**Your assignment**
Every line below that carries the word "Dovalina" needs to be copied.

**Entries supplied**
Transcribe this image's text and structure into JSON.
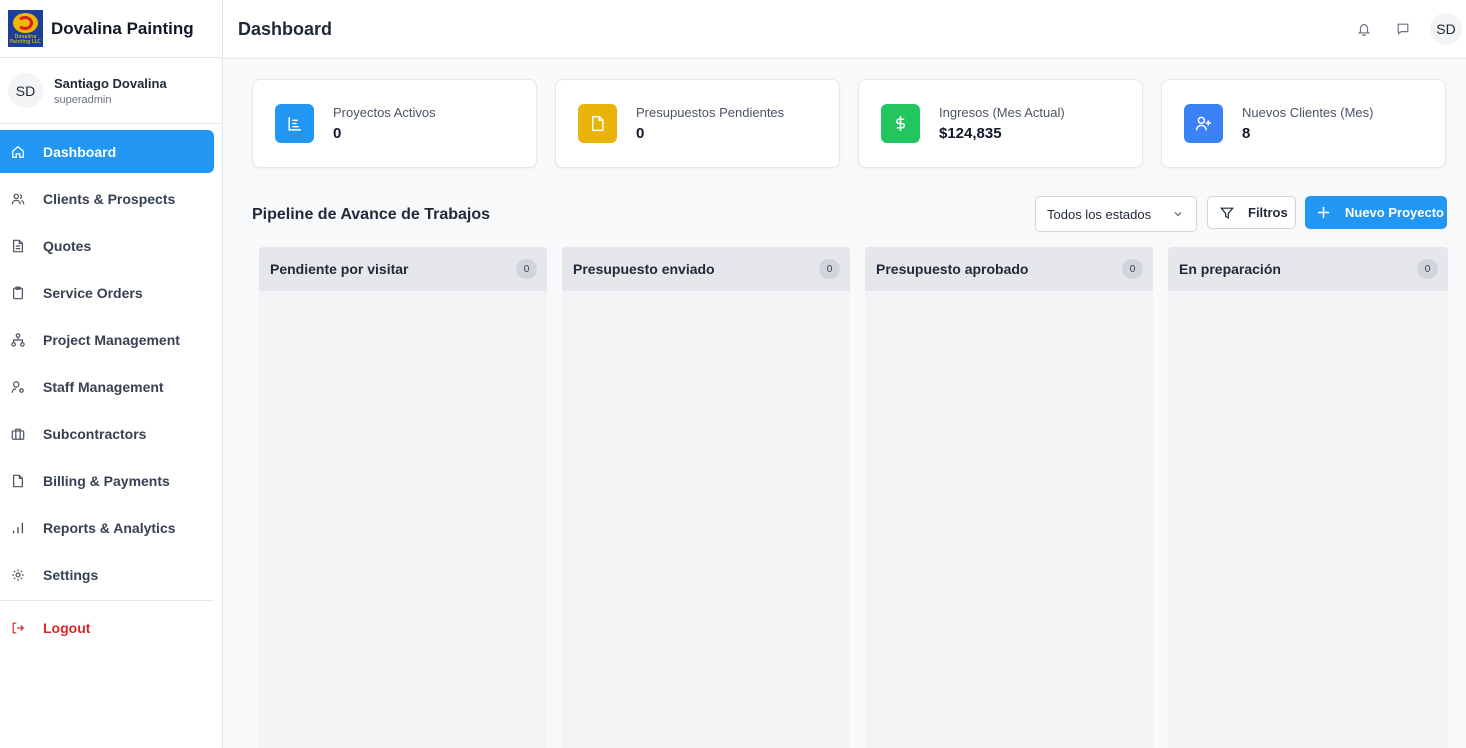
{
  "brand": {
    "name": "Dovalina Painting",
    "logo_text": "Dovalina Painting LLC"
  },
  "user": {
    "initials": "SD",
    "name": "Santiago Dovalina",
    "role": "superadmin"
  },
  "sidebar": {
    "items": [
      {
        "label": "Dashboard",
        "icon": "home-icon",
        "active": true
      },
      {
        "label": "Clients & Prospects",
        "icon": "users-icon"
      },
      {
        "label": "Quotes",
        "icon": "document-icon"
      },
      {
        "label": "Service Orders",
        "icon": "clipboard-icon"
      },
      {
        "label": "Project Management",
        "icon": "hierarchy-icon"
      },
      {
        "label": "Staff Management",
        "icon": "user-cog-icon"
      },
      {
        "label": "Subcontractors",
        "icon": "briefcase-icon"
      },
      {
        "label": "Billing & Payments",
        "icon": "file-icon"
      },
      {
        "label": "Reports & Analytics",
        "icon": "bar-chart-icon"
      },
      {
        "label": "Settings",
        "icon": "gear-icon"
      }
    ],
    "logout": {
      "label": "Logout",
      "icon": "logout-icon"
    }
  },
  "header": {
    "title": "Dashboard",
    "avatar_initials": "SD"
  },
  "stats": [
    {
      "label": "Proyectos Activos",
      "value": "0",
      "icon": "list-icon",
      "color": "#2196f3"
    },
    {
      "label": "Presupuestos Pendientes",
      "value": "0",
      "icon": "document-icon",
      "color": "#eab308"
    },
    {
      "label": "Ingresos (Mes Actual)",
      "value": "$124,835",
      "icon": "dollar-icon",
      "color": "#22c55e"
    },
    {
      "label": "Nuevos Clientes (Mes)",
      "value": "8",
      "icon": "user-plus-icon",
      "color": "#3b82f6"
    }
  ],
  "pipeline": {
    "title": "Pipeline de Avance de Trabajos",
    "status_select": "Todos los estados",
    "filter_label": "Filtros",
    "new_label": "Nuevo Proyecto",
    "columns": [
      {
        "title": "Pendiente por visitar",
        "count": "0"
      },
      {
        "title": "Presupuesto enviado",
        "count": "0"
      },
      {
        "title": "Presupuesto aprobado",
        "count": "0"
      },
      {
        "title": "En preparación",
        "count": "0"
      }
    ]
  },
  "colors": {
    "primary": "#2196f3",
    "danger": "#dc2626"
  }
}
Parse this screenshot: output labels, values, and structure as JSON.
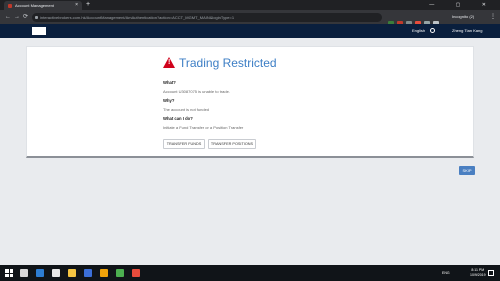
{
  "browser": {
    "tab_title": "Account Management",
    "tab_close": "×",
    "new_tab": "+",
    "window_controls": "— ▢ ✕",
    "back": "←",
    "forward": "→",
    "reload": "⟳",
    "url": "interactivebrokers.com.hk/AccountManagement/AmAuthentication?action=ACCT_MGMT_MAIN&loginType=1",
    "profile_label": "Incognito (2)",
    "menu": "⋮",
    "extension_colors": [
      "#3a7d3a",
      "#c0392b",
      "#7f8c8d",
      "#e74c3c",
      "#95a5a6",
      "#bdc3c7"
    ]
  },
  "site": {
    "language": "English",
    "user_name": "Zheng Tian Kang"
  },
  "main": {
    "title": "Trading Restricted",
    "warning_glyph": "!",
    "what_label": "What?",
    "what_text": "Account U3087075 is unable to trade.",
    "why_label": "Why?",
    "why_text": "The account is not funded",
    "todo_label": "What can I do?",
    "todo_text": "Initiate a Fund Transfer or a Position Transfer",
    "btn_transfer_funds": "TRANSFER FUNDS",
    "btn_transfer_positions": "TRANSFER POSITIONS",
    "skip": "SKIP"
  },
  "taskbar": {
    "app_colors": [
      "#d9d9d9",
      "#2d7dd2",
      "#e8e8e8",
      "#f5c542",
      "#3c6fd8",
      "#f0a30a",
      "#4caf50",
      "#e74c3c"
    ],
    "tray": "ENG",
    "time": "8:11 PM",
    "date": "10/9/2019"
  },
  "colors": {
    "accent_title": "#3c7ec5",
    "warning": "#d0021b",
    "site_header": "#0a1f3d",
    "skip_button": "#4a7fc1"
  }
}
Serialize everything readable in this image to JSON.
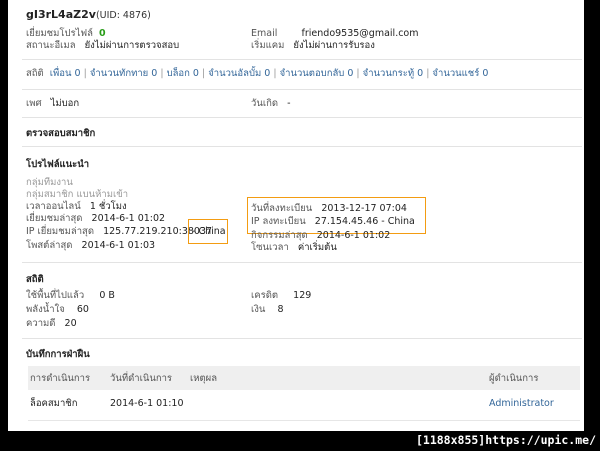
{
  "profile": {
    "username": "gI3rL4aZ2v",
    "uid_text": "(UID: 4876)",
    "visit_label": "เยี่ยมชมโปรไฟล์",
    "visit_value": "0",
    "email_label": "Email",
    "email_value": "friendo9535@gmail.com",
    "email_status_label": "สถานะอีเมล",
    "email_status_value": "ยังไม่ผ่านการตรวจสอบ",
    "verify_label": "เริ่มแคม",
    "verify_value": "ยังไม่ผ่านการรับรอง"
  },
  "stats_links": {
    "label": "สถิติ",
    "items": [
      {
        "label": "เพื่อน 0"
      },
      {
        "label": "จำนวนทักทาย 0"
      },
      {
        "label": "บล็อก 0"
      },
      {
        "label": "จำนวนอัลบั้ม 0"
      },
      {
        "label": "จำนวนตอบกลับ 0"
      },
      {
        "label": "จำนวนกระทู้ 0"
      },
      {
        "label": "จำนวนแชร์ 0"
      }
    ],
    "separator": "|"
  },
  "basic": {
    "gender_label": "เพศ",
    "gender_value": "ไม่บอก",
    "birthday_label": "วันเกิด",
    "birthday_value": "-"
  },
  "sections": {
    "verify_member": "ตรวจสอบสมาชิก",
    "profile_recommend": "โปรไฟล์แนะนำ",
    "stats": "สถิติ",
    "activity_log": "บันทึกการฝ่าฝืน"
  },
  "profile_detail": {
    "group_label": "กลุ่มทีมงาน",
    "member_group": "กลุ่มสมาชิก  แบนห้ามเข้า",
    "online_label": "เวลาออนไลน์",
    "online_value": "1 ชั่วโมง",
    "last_visit_label": "เยี่ยมชมล่าสุด",
    "last_visit_value": "2014-6-1 01:02",
    "last_ip_label": "IP เยี่ยมชมล่าสุด",
    "last_ip_value": "125.77.219.210:38037",
    "last_ip_country": "- China",
    "last_post_label": "โพสต์ล่าสุด",
    "last_post_value": "2014-6-1 01:03",
    "reg_date_label": "วันที่ลงทะเบียน",
    "reg_date_value": "2013-12-17 07:04",
    "reg_ip_label": "IP ลงทะเบียน",
    "reg_ip_value": "27.154.45.46 - China",
    "last_activity_label": "กิจกรรมล่าสุด",
    "last_activity_value": "2014-6-1 01:02",
    "timezone_label": "โซนเวลา",
    "timezone_value": "ค่าเริ่มต้น"
  },
  "stats_detail": {
    "space_label": "ใช้พื้นที่ไปแล้ว",
    "space_value": "0 B",
    "credit_label": "เครดิต",
    "credit_value": "129",
    "power_label": "พลังน้ำใจ",
    "power_value": "60",
    "money_label": "เงิน",
    "money_value": "8",
    "good_label": "ความดี",
    "good_value": "20"
  },
  "log_table": {
    "headers": [
      "การดำเนินการ",
      "วันที่ดำเนินการ",
      "เหตุผล",
      "ผู้ดำเนินการ"
    ],
    "rows": [
      {
        "action": "ล็อคสมาชิก",
        "date": "2014-6-1 01:10",
        "reason": "",
        "operator": "Administrator"
      }
    ]
  },
  "watermark": "[1188x855]https://upic.me/",
  "colors": {
    "highlight": "#f39c12",
    "link": "#336699",
    "green": "#2a9d1a"
  }
}
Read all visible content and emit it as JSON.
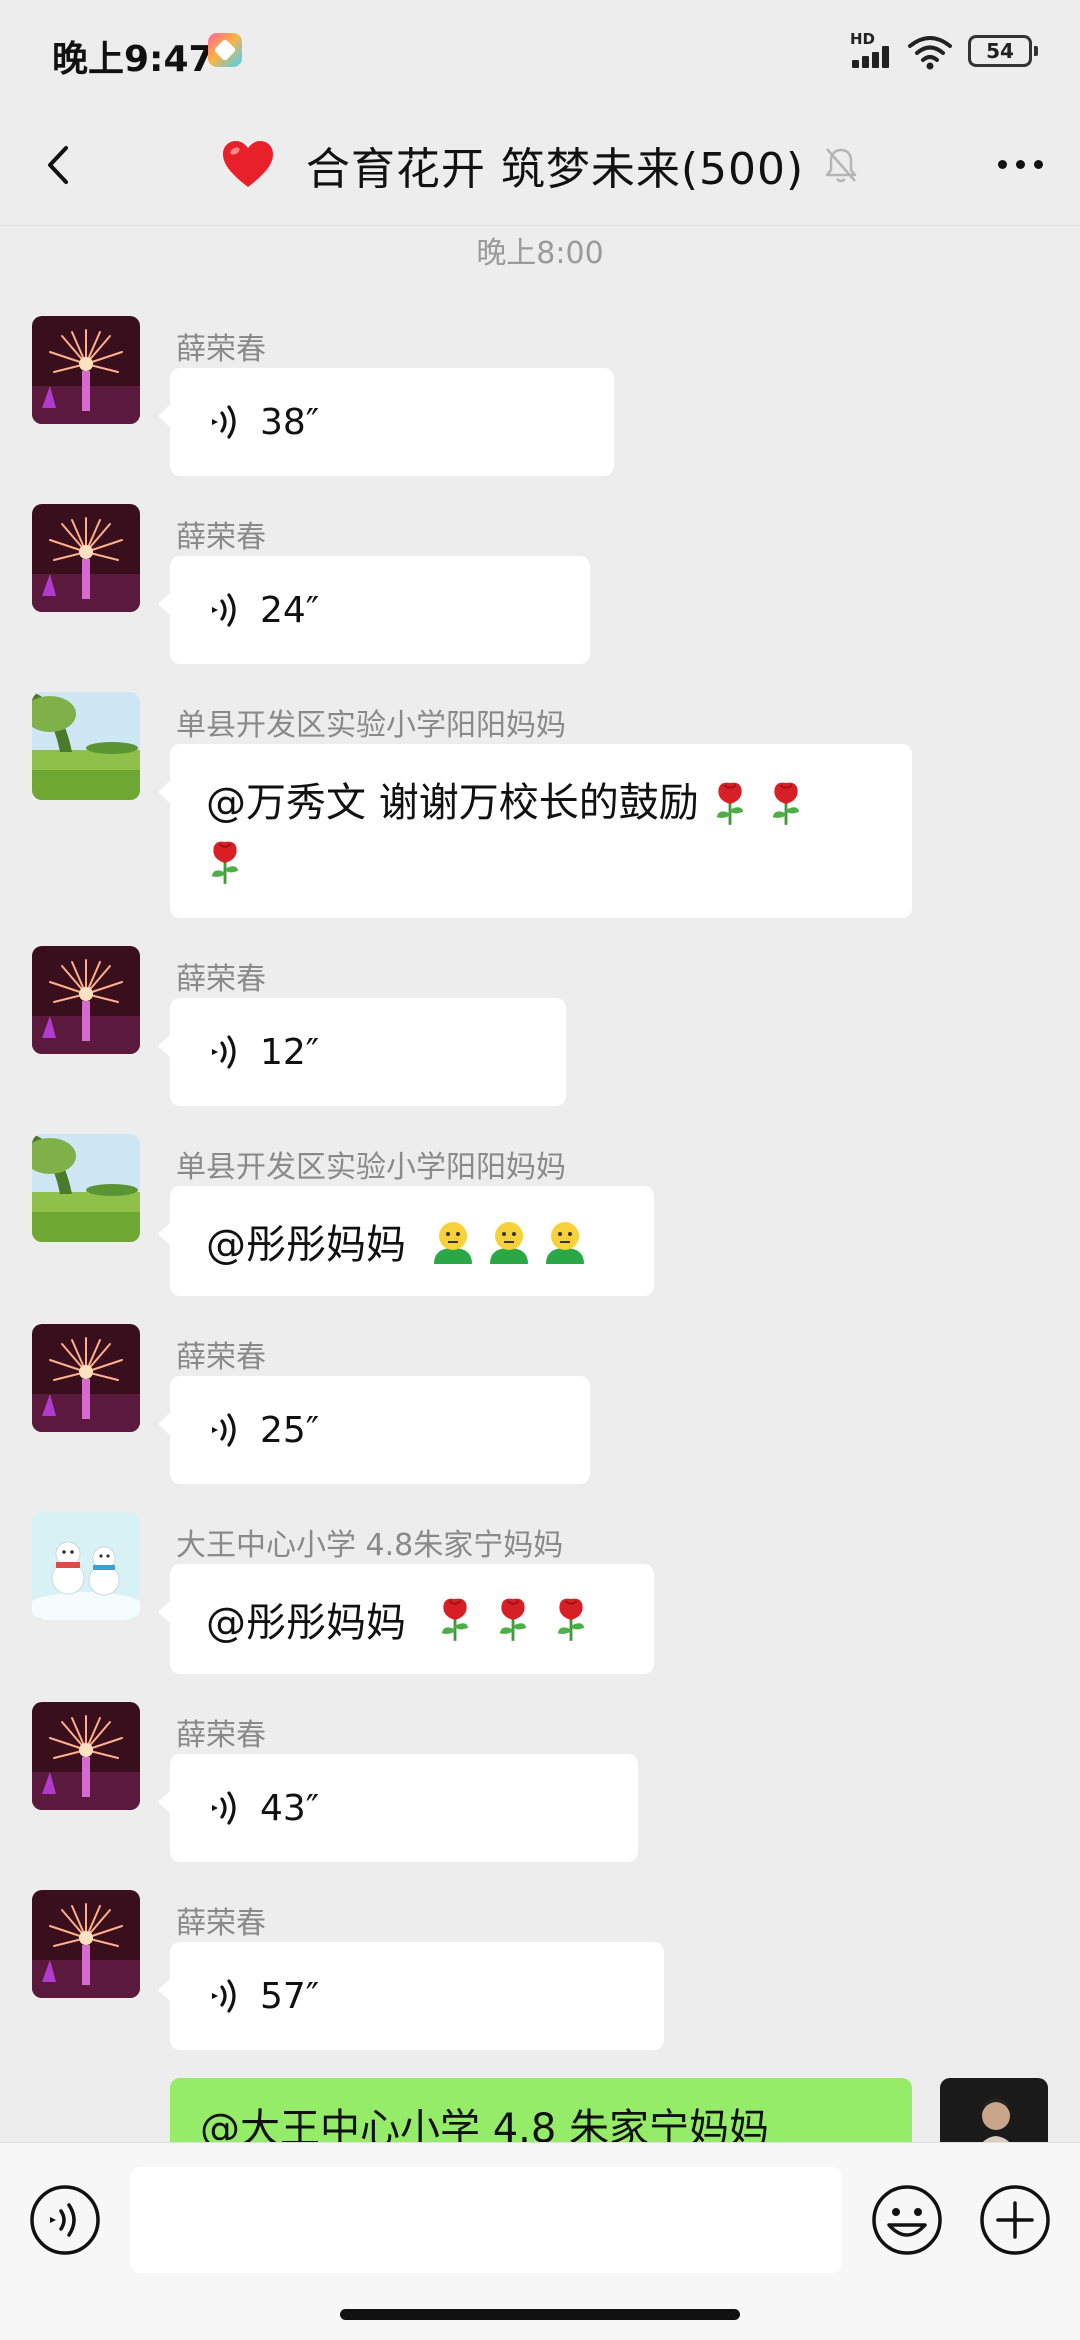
{
  "status_bar": {
    "time": "晚上9:47",
    "network_label": "HD",
    "battery": "54",
    "icons": [
      "app-badge-icon",
      "signal-icon",
      "wifi-icon",
      "battery-icon"
    ]
  },
  "header": {
    "title": "合育花开 筑梦未来(500)",
    "title_emoji": "heart",
    "icons": [
      "back-icon",
      "heart-icon",
      "mute-bell-icon",
      "more-icon"
    ]
  },
  "chat": {
    "timestamp": "晚上8:00",
    "messages": [
      {
        "sender": "薛荣春",
        "type": "voice",
        "duration": "38″",
        "avatar": "fireworks"
      },
      {
        "sender": "薛荣春",
        "type": "voice",
        "duration": "24″",
        "avatar": "fireworks"
      },
      {
        "sender": "单县开发区实验小学阳阳妈妈",
        "type": "text",
        "text_line1": "@万秀文  谢谢万校长的鼓励",
        "emoji": "rose",
        "avatar": "meadow"
      },
      {
        "sender": "薛荣春",
        "type": "voice",
        "duration": "12″",
        "avatar": "fireworks"
      },
      {
        "sender": "单县开发区实验小学阳阳妈妈",
        "type": "text",
        "text": "@彤彤妈妈",
        "emoji": "smiley-person",
        "avatar": "meadow"
      },
      {
        "sender": "薛荣春",
        "type": "voice",
        "duration": "25″",
        "avatar": "fireworks"
      },
      {
        "sender": "大王中心小学 4.8朱家宁妈妈",
        "type": "text",
        "text": "@彤彤妈妈",
        "emoji": "rose",
        "avatar": "snowmen"
      },
      {
        "sender": "薛荣春",
        "type": "voice",
        "duration": "43″",
        "avatar": "fireworks"
      },
      {
        "sender": "薛荣春",
        "type": "voice",
        "duration": "57″",
        "avatar": "fireworks"
      }
    ],
    "my_message": {
      "text": "@大王中心小学 4.8 朱家宁妈妈"
    }
  },
  "input_bar": {
    "placeholder": "",
    "icons": [
      "voice-toggle-icon",
      "emoji-icon",
      "plus-icon"
    ]
  },
  "colors": {
    "background": "#ededed",
    "bubble_other": "#ffffff",
    "bubble_mine": "#95ec69",
    "sender_text": "#8a8a8a"
  }
}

**Answer for this exercise**
    "name": "Dovalina Painting",
    "logo_text": "Dovalina Painting LLC"
    "name": "Santiago Dovalina",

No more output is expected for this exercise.